We used text analytics on all papers in the PMC full-text collection that had mouse as the focus of their study; this amounted to 15,311 papers published between 1994 and 2014. I won’t report the details of the study here, but we got good recovery of these two factors and were able to report the following observations:

  • The reporting of both sex and age of mice has increased over time, but by 2014 only 50% of papers using mice as the focus of their study reported both the age and sex of those mice.
  • There is a distinct bias towards using female mice in studies.
  • There are sex biases between six pre-clinical research areas; there’s a strong bias to male mice in cardiovascular disease studies and a bias towards female mice in studies of infectious disease.
  • The reporting of age and sex have steadily increased; this change started before the US Institute of Medicine report in 2001 or the ARRIVE guidelines that called for better reporting of method.

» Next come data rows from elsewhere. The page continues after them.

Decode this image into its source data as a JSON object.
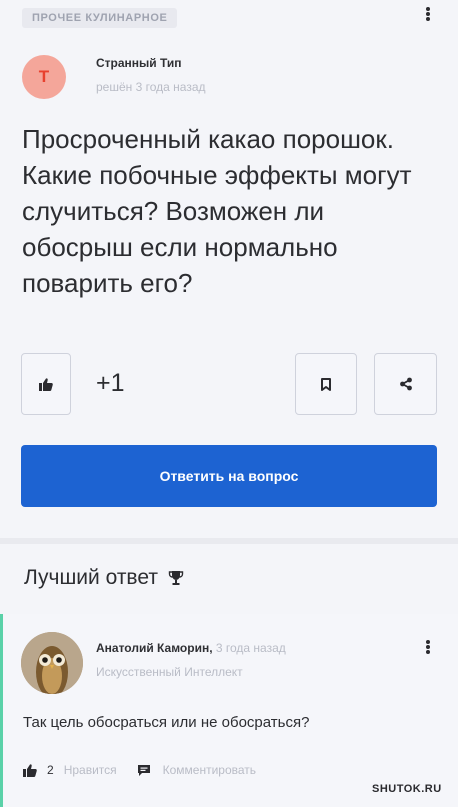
{
  "question": {
    "category": "ПРОЧЕЕ КУЛИНАРНОЕ",
    "author": {
      "initial": "Т",
      "name": "Странный Тип",
      "meta": "решён 3 года назад"
    },
    "text": "Просроченный какао порошок. Какие побочные эффекты могут случиться? Возможен ли обосрыш если нормально поварить его?",
    "likes": "+1",
    "answer_button": "Ответить на вопрос"
  },
  "best_answer": {
    "title": "Лучший ответ",
    "author": {
      "name": "Анатолий Каморин,",
      "time": "3 года назад",
      "role": "Искусственный Интеллект"
    },
    "text": "Так цель обосраться или не обосраться?",
    "likes": "2",
    "like_label": "Нравится",
    "comment_label": "Комментировать"
  },
  "watermark": "SHUTOK.RU",
  "colors": {
    "accent": "#1d63d2",
    "best_answer_border": "#5ad1a8",
    "avatar_bg": "#f4a69a",
    "avatar_letter": "#e8412e"
  },
  "icons": {
    "like": "thumbs-up-icon",
    "bookmark": "bookmark-icon",
    "share": "share-icon",
    "trophy": "trophy-icon",
    "comment": "comment-icon",
    "more": "more-vertical-icon"
  }
}
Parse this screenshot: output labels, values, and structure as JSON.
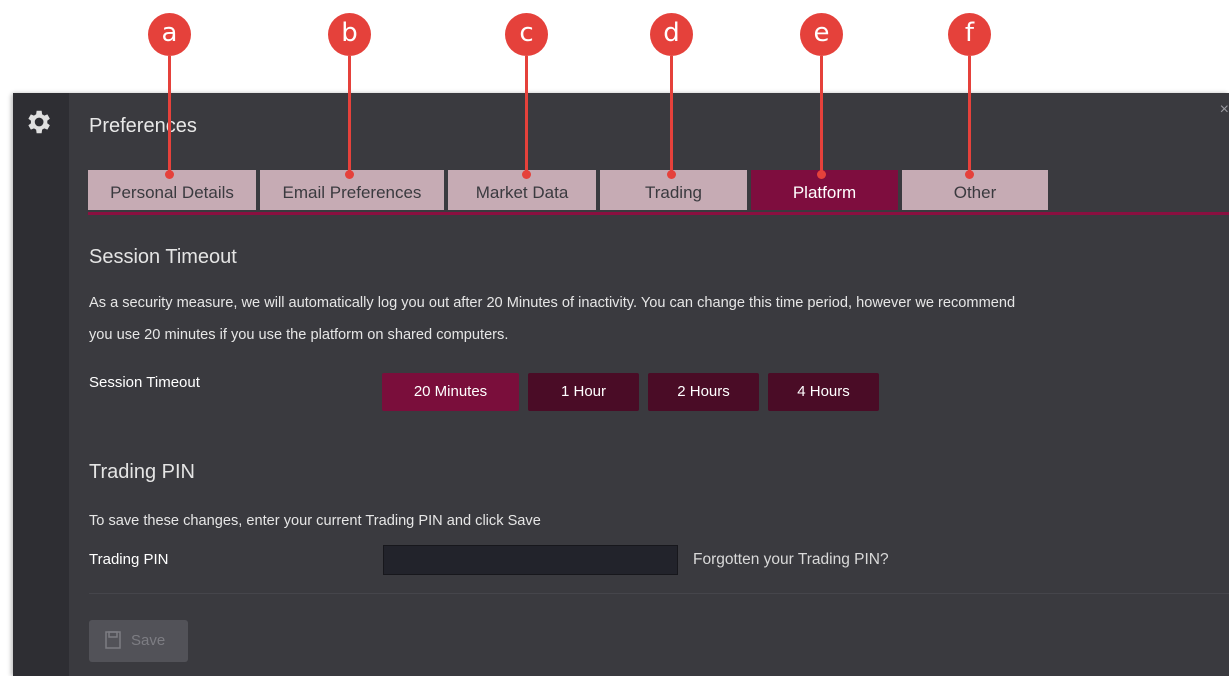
{
  "annotations": [
    "a",
    "b",
    "c",
    "d",
    "e",
    "f"
  ],
  "dialog": {
    "title": "Preferences",
    "close_glyph": "×",
    "icon": "gear-icon"
  },
  "tabs": [
    {
      "label": "Personal Details",
      "active": false
    },
    {
      "label": "Email Preferences",
      "active": false
    },
    {
      "label": "Market Data",
      "active": false
    },
    {
      "label": "Trading",
      "active": false
    },
    {
      "label": "Platform",
      "active": true
    },
    {
      "label": "Other",
      "active": false
    }
  ],
  "session_timeout": {
    "heading": "Session Timeout",
    "description_line1": "As a security measure, we will automatically log you out after 20 Minutes of inactivity. You can change this time period, however we recommend",
    "description_line2": "you use 20 minutes if you use the platform on shared computers.",
    "label": "Session Timeout",
    "options": [
      "20 Minutes",
      "1 Hour",
      "2 Hours",
      "4 Hours"
    ],
    "selected": "20 Minutes"
  },
  "trading_pin": {
    "heading": "Trading PIN",
    "instructions": "To save these changes, enter your current Trading PIN and click Save",
    "label": "Trading PIN",
    "value": "",
    "forgot_link": "Forgotten your Trading PIN?"
  },
  "save": {
    "label": "Save",
    "icon": "save-icon",
    "enabled": false
  },
  "colors": {
    "accent": "#7e0d3e",
    "tab_inactive": "#c6abb4",
    "annotation": "#e5413b",
    "panel_bg": "#3a3a3f"
  }
}
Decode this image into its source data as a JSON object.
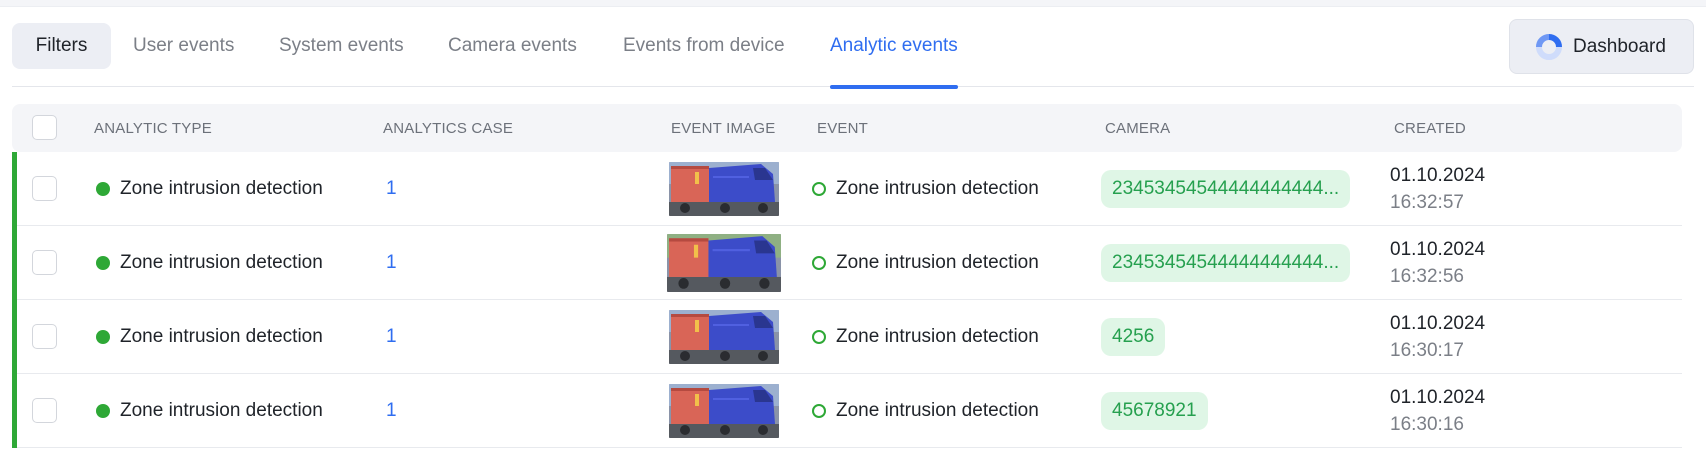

  • There were differences in the reporting of sex in the research areas we tested (cardiovascular diseases; cancer; diabetes mellitus; lung diseases; infectious diseases; and neurological disorders). Diabetes had the best reporting of sex and cancer the worst. Age was also reported the least well in cancer studies. Taking both sex and age into account, neurological disorders had the best reporting.
  • We also looked at reporting of sex in four sub-groups of study type (genetics, immunology, physiopathology and therapy): male mice were preferred in genetics studies and female mice preferred in immunological studies.

Age and sex of mice used is important in experiments as it is an important factor in the biology being studied. It is difficult to understand why exactly these factors are not better reported. Reporting of sex and age is done simply in about 40 characters of text; so it’s not a space issue. Previous studies in both human and animal models concluded that males were studied more than females; our study contradicts these studies. This bias towards female mice may be because of practical factors: they are smaller – therefore they need less drug, inoculum, etc. to be administered); are less aggressive to each other and to experimenters, and are cheaper to house. Our study did have a large sample size and focused on only one model (mouse) and this may be a factor in why our study has different outcomes to others. Nevertheless, there appear to be biases in the choice of mouse sex to be used in experiments. The profound effects of sex on an organism’s biology has influenced the creation of the journal of Biology of Sex Differences. As sex influences so many aspects of biology one would suppose that balance for sex of mice used would be a good thing. In this regard, the NIH is engaging the scientific community to improve the sex balance in research. We have used some straight-forward text-analytics to undertake this study and it has enabled some very interesting questions to be asked and has highlighted some very interesting issues that may affect with what certainty we interpret results reported in papers and their broader applicability. It should be entirely possible to use text-analytics in a similar way for other experimental factors both pre- and post-publication.